**** RECORDS ****
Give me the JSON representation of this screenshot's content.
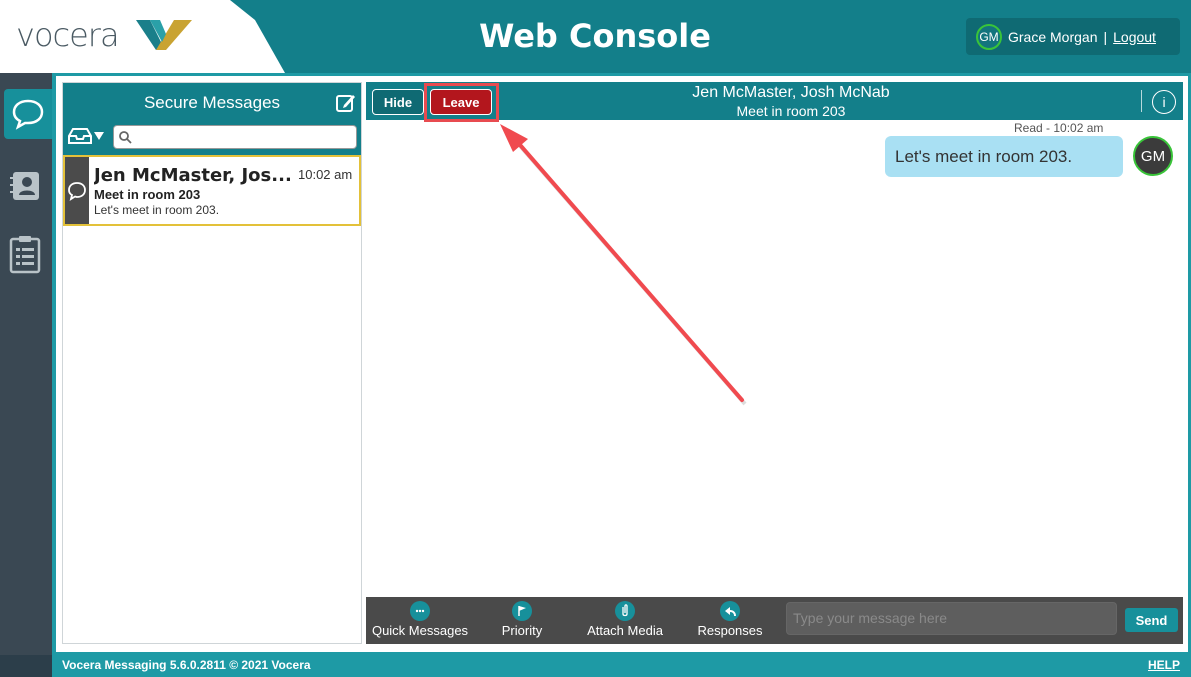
{
  "header": {
    "logo_text": "vocera",
    "title": "Web Console",
    "user_initials": "GM",
    "user_name": "Grace Morgan",
    "separator": "|",
    "logout_label": "Logout"
  },
  "rail": {
    "items": [
      {
        "icon": "messages-icon",
        "active": true
      },
      {
        "icon": "contacts-icon",
        "active": false
      },
      {
        "icon": "clipboard-icon",
        "active": false
      }
    ]
  },
  "list": {
    "title": "Secure Messages",
    "search_placeholder": "",
    "items": [
      {
        "name": "Jen McMaster, Jos...",
        "time": "10:02 am",
        "subject": "Meet in room 203",
        "preview": "Let's meet in room 203."
      }
    ]
  },
  "conversation": {
    "hide_label": "Hide",
    "leave_label": "Leave",
    "title": "Jen McMaster, Josh McNab",
    "subtitle": "Meet in room 203",
    "info_label": "i",
    "messages": [
      {
        "status": "Read - 10:02 am",
        "text": "Let's meet in room 203.",
        "sender_initials": "GM"
      }
    ]
  },
  "toolbar": {
    "quick_messages": "Quick Messages",
    "priority": "Priority",
    "attach_media": "Attach Media",
    "responses": "Responses",
    "input_placeholder": "Type your message here",
    "send_label": "Send"
  },
  "footer": {
    "copyright": "Vocera Messaging 5.6.0.2811 © 2021 Vocera",
    "help_label": "HELP"
  },
  "colors": {
    "teal_dark": "#137f8a",
    "teal": "#1e9aa5",
    "leave_red": "#b3161d",
    "highlight_red": "#e84b50",
    "bubble_blue": "#a9e0f3",
    "presence_green": "#39c439"
  }
}
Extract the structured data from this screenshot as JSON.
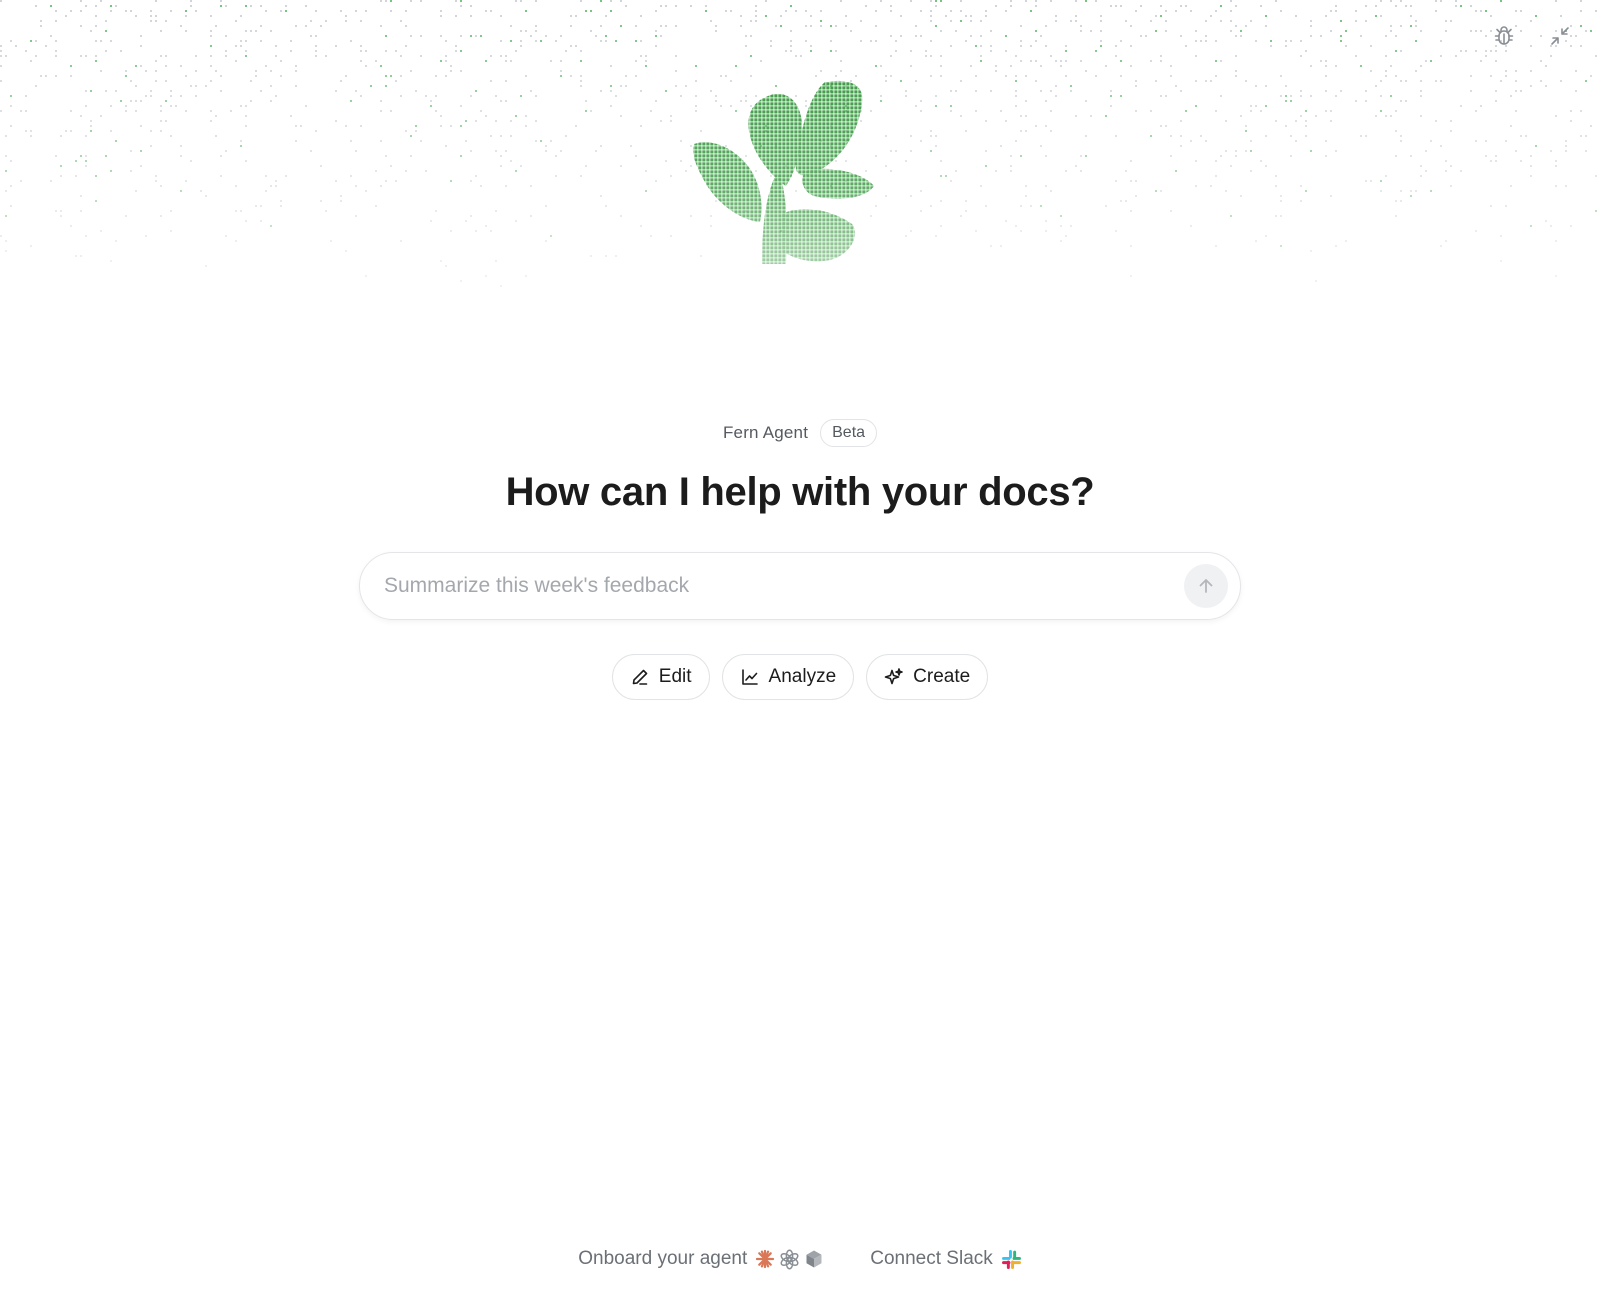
{
  "header": {
    "report_bug_label": "Report a bug",
    "minimize_label": "Minimize"
  },
  "agent": {
    "name": "Fern Agent",
    "badge": "Beta"
  },
  "headline": "How can I help with your docs?",
  "composer": {
    "placeholder": "Summarize this week's feedback",
    "value": ""
  },
  "chips": [
    {
      "label": "Edit",
      "icon": "pencil-icon"
    },
    {
      "label": "Analyze",
      "icon": "line-chart-icon"
    },
    {
      "label": "Create",
      "icon": "sparkle-icon"
    }
  ],
  "footer": {
    "onboard_label": "Onboard your agent",
    "onboard_icons": [
      "claude-icon",
      "openai-icon",
      "cube-icon"
    ],
    "slack_label": "Connect Slack",
    "slack_icon": "slack-icon"
  },
  "colors": {
    "brand_green": "#3fa34d",
    "text_primary": "#1c1c1c",
    "text_muted": "#6b7076",
    "placeholder": "#a4a8ad",
    "border": "#e1e3e6"
  }
}
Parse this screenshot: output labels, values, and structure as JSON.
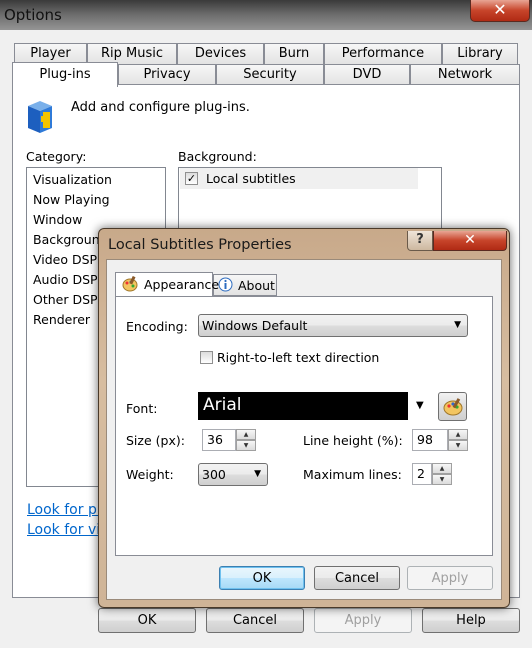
{
  "window": {
    "title": "Options",
    "close_glyph": "✕"
  },
  "tabs_row1": [
    "Player",
    "Rip Music",
    "Devices",
    "Burn",
    "Performance",
    "Library"
  ],
  "tabs_row2": [
    "Plug-ins",
    "Privacy",
    "Security",
    "DVD",
    "Network"
  ],
  "plugins_page": {
    "description": "Add and configure plug-ins.",
    "category_label": "Category:",
    "categories": [
      "Visualization",
      "Now Playing",
      "Window",
      "Background",
      "Video DSP",
      "Audio DSP",
      "Other DSP",
      "Renderer"
    ],
    "background_label": "Background:",
    "background_items": [
      {
        "label": "Local subtitles",
        "checked": true
      }
    ],
    "links": [
      "Look for pl",
      "Look for vi"
    ]
  },
  "footer": {
    "ok": "OK",
    "cancel": "Cancel",
    "apply": "Apply",
    "help": "Help"
  },
  "dialog": {
    "title": "Local Subtitles Properties",
    "help_glyph": "?",
    "close_glyph": "✕",
    "tabs": [
      "Appearance",
      "About"
    ],
    "encoding_label": "Encoding:",
    "encoding_value": "Windows Default",
    "rtl_label": "Right-to-left text direction",
    "rtl_checked": false,
    "font_label": "Font:",
    "font_value": "Arial",
    "size_label": "Size (px):",
    "size_value": "36",
    "line_height_label": "Line height (%):",
    "line_height_value": "98",
    "weight_label": "Weight:",
    "weight_value": "300",
    "max_lines_label": "Maximum lines:",
    "max_lines_value": "2",
    "ok": "OK",
    "cancel": "Cancel",
    "apply": "Apply"
  }
}
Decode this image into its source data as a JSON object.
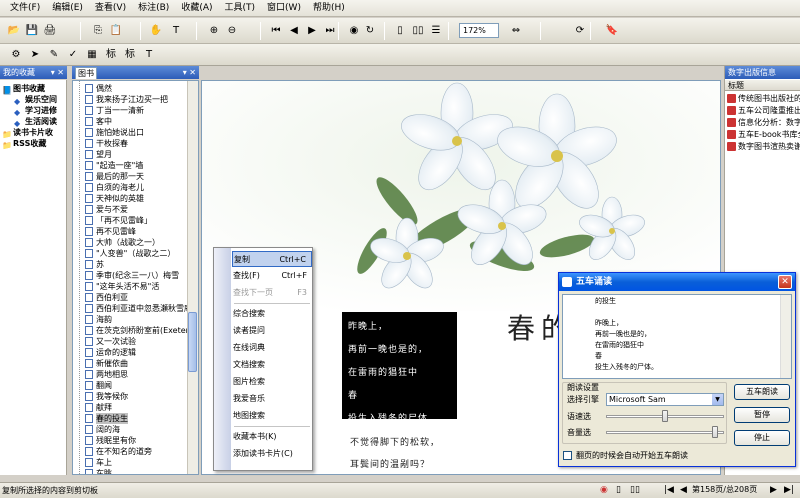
{
  "menu": [
    "文件(F)",
    "编辑(E)",
    "查看(V)",
    "标注(B)",
    "收藏(A)",
    "工具(T)",
    "窗口(W)",
    "帮助(H)"
  ],
  "toolbar": {
    "zoom": "172%",
    "icons": [
      "open-icon",
      "save-icon",
      "print-icon",
      "copy-icon",
      "paste-icon",
      "hand-icon",
      "text-select-icon",
      "zoom-in-icon",
      "zoom-out-icon",
      "first-page-icon",
      "prev-page-icon",
      "next-page-icon",
      "last-page-icon",
      "back-icon",
      "forward-icon",
      "page-icon",
      "two-page-icon",
      "continuous-icon",
      "fit-width-icon",
      "rotate-icon",
      "bookmark-icon"
    ]
  },
  "favorites": {
    "title": "我的收藏",
    "items": [
      {
        "label": "图书收藏",
        "level": 0,
        "icon": "book-icon"
      },
      {
        "label": "娱乐空间",
        "level": 1,
        "icon": "diamond-icon"
      },
      {
        "label": "学习进修",
        "level": 1,
        "icon": "diamond-icon"
      },
      {
        "label": "生活阅读",
        "level": 1,
        "icon": "diamond-icon"
      },
      {
        "label": "读书卡片收",
        "level": 0,
        "icon": "folder-icon"
      },
      {
        "label": "RSS收藏",
        "level": 0,
        "icon": "folder-icon"
      }
    ]
  },
  "booklist": {
    "tab": "图书",
    "items": [
      "偶然",
      "我来扬子江边买一把",
      "丁当一一清新",
      "客中",
      "施怕她说出口",
      "干枚探春",
      "望月",
      "\"起造一座\"墙",
      "最后的那一天",
      "白须的海老儿",
      "天神似的英雄",
      "爱与不爱",
      "「再不见雷峰」",
      "再不见雷峰",
      "大帅（战歌之一）",
      "\"人变兽\"（战歌之二）",
      "苏",
      "季审(纪念三一八）梅雪",
      "\"这年头活不易\"活",
      "西伯利亚",
      "西伯利亚道中忽悉瀬秋雪庵",
      "海韵",
      "在茨克剑桥盼室前(Exeter)",
      "又一次试验",
      "运命的逻辑",
      "新催依曲",
      "两地相思",
      "翻闻",
      "我等候你",
      "献拜",
      "春的投生",
      "阔的海",
      "残眠里有你",
      "在不知名的道旁",
      "车上",
      "车眺"
    ],
    "selected": "春的投生"
  },
  "document": {
    "title": "春的投生",
    "poem": [
      "昨晚上，",
      "再前一晚也是的，",
      "在雷雨的猖狂中",
      "春",
      "投生入残冬的尸体。"
    ],
    "tail": [
      "不觉得脚下的松软，",
      "耳鬓间的温剐吗？"
    ]
  },
  "context_menu": {
    "items": [
      {
        "label": "复制",
        "shortcut": "Ctrl+C",
        "state": "highlight"
      },
      {
        "label": "查找(F)",
        "shortcut": "Ctrl+F",
        "state": "normal"
      },
      {
        "label": "查找下一页",
        "shortcut": "F3",
        "state": "disabled"
      },
      {
        "label": "综合搜索",
        "shortcut": "",
        "state": "normal"
      },
      {
        "label": "读者提问",
        "shortcut": "",
        "state": "normal"
      },
      {
        "label": "在线词典",
        "shortcut": "",
        "state": "normal"
      },
      {
        "label": "文档搜索",
        "shortcut": "",
        "state": "normal"
      },
      {
        "label": "图片检索",
        "shortcut": "",
        "state": "normal"
      },
      {
        "label": "我爱音乐",
        "shortcut": "",
        "state": "normal"
      },
      {
        "label": "地图搜索",
        "shortcut": "",
        "state": "normal"
      },
      {
        "label": "收藏本书(K)",
        "shortcut": "",
        "state": "normal"
      },
      {
        "label": "添加读书卡片(C)",
        "shortcut": "",
        "state": "normal"
      }
    ]
  },
  "right_panel": {
    "title": "数字出版信息",
    "column": "标题",
    "items": [
      "传统图书出版社的",
      "五车公司隆重推出",
      "信息化分析：数字",
      "五车E-book书库全",
      "数字图书渲热卖谢"
    ]
  },
  "dialog": {
    "title": "五车诵读",
    "text": [
      "的投生",
      "",
      "昨晚上，",
      "再前一晚也是的，",
      "在雷雨的猖狂中",
      "春",
      "投生入残冬的尸体。"
    ],
    "settings_label": "朗读设置",
    "engine_label": "选择引擎",
    "engine_value": "Microsoft Sam",
    "speed_label": "语速选",
    "volume_label": "音量选",
    "speed": 0.5,
    "volume": 0.95,
    "read_button": "五车朗读",
    "pause_button": "暂停",
    "stop_button": "停止",
    "auto_read_label": "翻页的时候会自动开始五车朗读",
    "auto_read_checked": false
  },
  "status": {
    "text": "复制所选择的内容到剪切板",
    "page": "第158页/总208页"
  }
}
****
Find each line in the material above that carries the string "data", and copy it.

Extract the structured data from this screenshot as JSON.
Decode this image into its source data as a JSON object.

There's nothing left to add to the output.